Coughlin insisted the MSC wants to work with Alaska to showcase its sustainability.

This isn’t about Alaska feeling it doesn’t need to prove its sustainability to anyone as Senator Murkowski has suggested,” she wrote. “Instead Alaska and the U. S. have an opportunity to continue to be leaders among world fisheries by demonstrating we as a nation meet the world’s leading standard for sustainability and would expect other fisheries worldwide to do the same.”

I find it interesting that MSC chides ASMI, slaps them on the hands and says  “MSC isn’t ‘foreign… it’s global. And Alaska and its thriving fishing economy and jobs are fully part of and dependent on that global industry.” Yes Kerry Coughlin the Seafood Industry is a global industry, but MSC is not! MSC is an “independent international non-profit organisation.

It is true, MSC has a global reach, as far as it is available globally. In this way MSC is like Salvatore Ferragamo shoes, Hyundai cars and Bonita bananas are also global. Yet at the same time all of these products are foreign. They don’t come from Alaska or indeed the USA. They are globally available Italian, Korean & Ecuadorian products. Having a product with global reach does not make the same global. In this way, MSC is a European product (a 3rd party certification product that fisheries use to illustrate the status of their fishery against sustainability benchmarks that is globally available. This is an important distinction to make.

There is no doubt that the fisheries certification market is undergoing a period of flux… One where the current market leader (MSC) is for the first time in a long while, receiving some significant scrutiny, especially with respect to some of the more equitable and inequitable effects of the fisheries standard.

Currently, MSC is very much still the market leader… light years ahead of its competition. But I would say that this is the is not just a comfort, it is a problem. On their own, without credible competition they are a tall poppy, the only game in town andas a consequence a potential repository of criticism. I believe that the arrival of some head to head competition is a good thing. Good for both MSC, and for the seafood market in general.

What we have seen is that the ‘certified sustainable’ market is increasingly a cluttered one, and  there are a good many organisations dropping their gloves and rolling up their sleeves! If ASMI has done anything, they shown just how vulnerable MSC really is to some robust competition and I see more coming on the horizon.  And when it arrives, it will be decisive and quick.

That said it is important to keep in mind that after the initial dust settles, and the outlines of seafood certification options slowly crystallise and come into view, seafood producers and customers alike will be all the more enriched with market innovations and sustainable indications. This can only be good.

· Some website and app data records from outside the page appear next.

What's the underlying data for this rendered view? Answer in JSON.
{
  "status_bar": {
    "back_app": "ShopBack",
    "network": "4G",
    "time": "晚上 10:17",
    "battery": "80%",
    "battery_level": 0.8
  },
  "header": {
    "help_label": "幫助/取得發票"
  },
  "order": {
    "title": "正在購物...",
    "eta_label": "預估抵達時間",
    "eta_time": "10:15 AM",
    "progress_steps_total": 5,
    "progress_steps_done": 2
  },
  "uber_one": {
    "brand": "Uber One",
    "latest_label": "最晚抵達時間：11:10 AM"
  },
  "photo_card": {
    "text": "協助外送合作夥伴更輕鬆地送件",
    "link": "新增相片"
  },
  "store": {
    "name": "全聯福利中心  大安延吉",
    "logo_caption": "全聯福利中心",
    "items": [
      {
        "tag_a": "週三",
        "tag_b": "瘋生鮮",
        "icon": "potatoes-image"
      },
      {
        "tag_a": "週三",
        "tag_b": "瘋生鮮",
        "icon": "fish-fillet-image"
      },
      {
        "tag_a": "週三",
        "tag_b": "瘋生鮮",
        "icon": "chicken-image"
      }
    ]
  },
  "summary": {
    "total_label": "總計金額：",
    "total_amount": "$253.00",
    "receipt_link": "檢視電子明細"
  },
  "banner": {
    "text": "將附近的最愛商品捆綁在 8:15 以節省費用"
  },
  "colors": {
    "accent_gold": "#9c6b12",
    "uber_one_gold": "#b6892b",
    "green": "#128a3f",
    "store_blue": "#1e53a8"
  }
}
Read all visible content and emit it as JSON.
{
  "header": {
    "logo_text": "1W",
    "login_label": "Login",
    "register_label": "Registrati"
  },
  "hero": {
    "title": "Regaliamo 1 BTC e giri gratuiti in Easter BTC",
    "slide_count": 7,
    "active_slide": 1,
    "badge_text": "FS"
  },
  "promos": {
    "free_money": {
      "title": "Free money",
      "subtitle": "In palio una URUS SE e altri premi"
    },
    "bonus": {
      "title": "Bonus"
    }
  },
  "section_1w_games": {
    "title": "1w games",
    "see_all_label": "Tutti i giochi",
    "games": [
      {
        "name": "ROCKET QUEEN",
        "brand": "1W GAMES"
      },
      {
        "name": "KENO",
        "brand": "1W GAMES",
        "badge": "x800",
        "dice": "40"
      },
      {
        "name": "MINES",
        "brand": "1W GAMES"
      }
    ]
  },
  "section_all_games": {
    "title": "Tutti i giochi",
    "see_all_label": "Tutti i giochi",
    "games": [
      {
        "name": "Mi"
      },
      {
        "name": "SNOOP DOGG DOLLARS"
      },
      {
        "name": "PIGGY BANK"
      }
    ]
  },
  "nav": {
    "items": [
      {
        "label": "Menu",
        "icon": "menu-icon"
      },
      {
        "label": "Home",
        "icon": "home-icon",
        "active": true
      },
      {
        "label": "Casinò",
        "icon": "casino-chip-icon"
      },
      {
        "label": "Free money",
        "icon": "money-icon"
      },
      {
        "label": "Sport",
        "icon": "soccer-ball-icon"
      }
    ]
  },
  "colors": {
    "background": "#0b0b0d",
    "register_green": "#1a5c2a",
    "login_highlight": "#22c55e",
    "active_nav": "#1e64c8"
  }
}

Marine Stewardship Council (MSC) Banner. Source MSC

Marine Stewardship Council (MSC) Banner. Source MSC

Related Articles